Khawaja hopes to help “anyone with a passion or an idea”, and her love for entrepreneurship is indisputable. "The concept to set the company up just came out. It was genuinely a flash in the pan idea."
She speaks proudly of one of the company’s first alumni, Mark Gill, a 44-year-old film maker from Stretford in Manchester, who has since won a BAFTA. Gill was “immediately” eager to return as a mentor, something Khawaja described as “humbling”, and it is this organic growth which makes Toucan look as though it is on its way to great things.
“Entrepreneurs are the yeast which grow society’s bread,” chimes in Reed. “Success is like an elevator, when you get to the top, you should send it straight back down.”
He may be full of metaphors and similes, but Reed is probably one of the UK’s most famous entrepreneurs. After Coca Cola bought Innocent in 2013, the company was valued at £230m. Needless to say, he knows a thing or two about business savvy.
Fifteen years ago, Reed and his two best friends from university sent out an email to everyone - and anyone - they knew in London asking “does anyone know anyone rich?”. And, eventually, they found someone rich.
Now, he says, crowd funding sites are providing that kind of publicity which just wasn’t around in his entrepreneurial heyday.
“Behind that final no there will always be a yes. You just need to keep on asking,” Reed urges.
“There has never been a better time to set up a business than today. The only better time to set up a business will be tomorrow.
“Britain is the original entrepreneurial country and I think becoming an entrepreneur one of the greatest contributions you can make to society.”

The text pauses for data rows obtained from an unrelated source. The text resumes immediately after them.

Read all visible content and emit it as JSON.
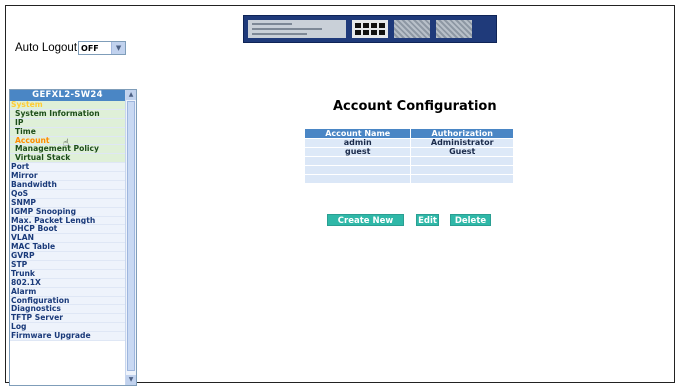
{
  "auto_logout": {
    "label": "Auto Logout",
    "selected": "OFF"
  },
  "sidebar": {
    "header": "GEFXL2-SW24",
    "items": [
      {
        "label": "System",
        "type": "group"
      },
      {
        "label": "System Information",
        "type": "sub"
      },
      {
        "label": "IP",
        "type": "sub"
      },
      {
        "label": "Time",
        "type": "sub"
      },
      {
        "label": "Account",
        "type": "sub",
        "active": true
      },
      {
        "label": "Management Policy",
        "type": "sub"
      },
      {
        "label": "Virtual Stack",
        "type": "sub"
      },
      {
        "label": "Port",
        "type": "item"
      },
      {
        "label": "Mirror",
        "type": "item"
      },
      {
        "label": "Bandwidth",
        "type": "item"
      },
      {
        "label": "QoS",
        "type": "item"
      },
      {
        "label": "SNMP",
        "type": "item"
      },
      {
        "label": "IGMP Snooping",
        "type": "item"
      },
      {
        "label": "Max. Packet Length",
        "type": "item"
      },
      {
        "label": "DHCP Boot",
        "type": "item"
      },
      {
        "label": "VLAN",
        "type": "item"
      },
      {
        "label": "MAC Table",
        "type": "item"
      },
      {
        "label": "GVRP",
        "type": "item"
      },
      {
        "label": "STP",
        "type": "item"
      },
      {
        "label": "Trunk",
        "type": "item"
      },
      {
        "label": "802.1X",
        "type": "item"
      },
      {
        "label": "Alarm",
        "type": "item"
      },
      {
        "label": "Configuration",
        "type": "item"
      },
      {
        "label": "Diagnostics",
        "type": "item"
      },
      {
        "label": "TFTP Server",
        "type": "item"
      },
      {
        "label": "Log",
        "type": "item"
      },
      {
        "label": "Firmware Upgrade",
        "type": "item"
      }
    ]
  },
  "main": {
    "title": "Account Configuration",
    "table": {
      "headers": [
        "Account Name",
        "Authorization"
      ],
      "rows": [
        [
          "admin",
          "Administrator"
        ],
        [
          "guest",
          "Guest"
        ]
      ],
      "empty_rows": 3
    },
    "buttons": {
      "create": "Create New",
      "edit": "Edit",
      "delete": "Delete"
    }
  }
}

Although Toucan is currently rather London-centric, Khawaja has big plans to expand across the country. The platform seems like a great way of utilising the country’s great business minds efficiently and effectively; there is a weeding out system where applicants will only get mentored if their each the final stage.
University is a breeding ground for entrepreneurs - it's where Reed met his Innocent co-founders - but it's schools which need to get in on the action.
“The job of schools is to make youths aware that you can do it, you can become an entrepreneur. Getting time management education, and learning how to speak in public is super powerful. They need to equip young people with those tools.”
“I get asked a lot for help,” Reed admits. “But the reality is I can’t help everyone even if I wanted to, so I want my advice to get to people who will actually do something with it.”
“To be an entrepreneur you live and breathe your business,” Khawaja adds. “Not because you have to but because you want to.
“You believe that if you don’t set up your business, it won’t exist because no-one else in the world will do it.”
“But,” she warns, “not everyone can be an entrepreneur. You need to focus on one idea and stick with it. And there’s no point in keeping it this big secret and not wanting anyone else to know about it. You need help, you can’t do everything on your own.
“Think collaboration over competition. If you admire someone, then work with them. You have to realise it’s OK to partner up.”
The notion of working as a team is one Reed vehemently promotes.
“My best bit of advice is get a teammate. Or get two.
“I think we wouldn’t have had as much trouble as we did if we’d paired up with a mentor and had a more experience person around the table.”
And far from youth being a barrier, Reed believes it can be a benefit. “If you plan it right, you can use youth to your advantage. I am dealing with a 21-year-old at the moment and I think he is more mature than me. And I’m 42.
“You are conscious of all the success stories of youths, they are cliches but they’re true.”
Khawaja agrees: “It doesn’t matter how old you are, if you have a good idea and the passion and you can execute it then you will succeed.”